_TASK BRIEF_. Wherever an image appears in the records, exclude it, and reproduce everything else exactly.

_RECORDS SUPPLIED_.

================

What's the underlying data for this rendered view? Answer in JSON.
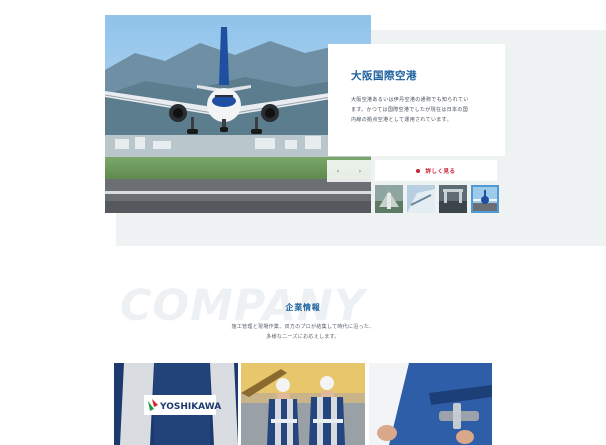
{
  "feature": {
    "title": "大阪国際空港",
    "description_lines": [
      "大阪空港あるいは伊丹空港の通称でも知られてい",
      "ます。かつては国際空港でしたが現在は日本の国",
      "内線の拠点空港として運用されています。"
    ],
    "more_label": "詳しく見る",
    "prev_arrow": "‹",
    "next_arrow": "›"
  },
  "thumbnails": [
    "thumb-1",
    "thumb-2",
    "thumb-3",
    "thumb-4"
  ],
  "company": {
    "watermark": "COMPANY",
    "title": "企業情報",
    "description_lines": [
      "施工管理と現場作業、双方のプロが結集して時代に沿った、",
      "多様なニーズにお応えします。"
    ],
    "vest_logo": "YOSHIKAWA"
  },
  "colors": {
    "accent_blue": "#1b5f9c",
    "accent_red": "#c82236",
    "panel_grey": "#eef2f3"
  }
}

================

_RESULT OF THIS TASK_.
What's the underlying data for this rendered view? Answer in JSON.
{
  "feature": {
    "title": "大阪国際空港",
    "description_lines": [
      "大阪空港あるいは伊丹空港の通称でも知られてい",
      "ます。かつては国際空港でしたが現在は日本の国",
      "内線の拠点空港として運用されています。"
    ],
    "more_label": "詳しく見る",
    "prev_arrow": "‹",
    "next_arrow": "›"
  },
  "thumbnails": [
    "thumb-1",
    "thumb-2",
    "thumb-3",
    "thumb-4"
  ],
  "company": {
    "watermark": "COMPANY",
    "title": "企業情報",
    "description_lines": [
      "施工管理と現場作業、双方のプロが結集して時代に沿った、",
      "多様なニーズにお応えします。"
    ],
    "vest_logo": "YOSHIKAWA"
  },
  "colors": {
    "accent_blue": "#1b5f9c",
    "accent_red": "#c82236",
    "panel_grey": "#eef2f3"
  }
}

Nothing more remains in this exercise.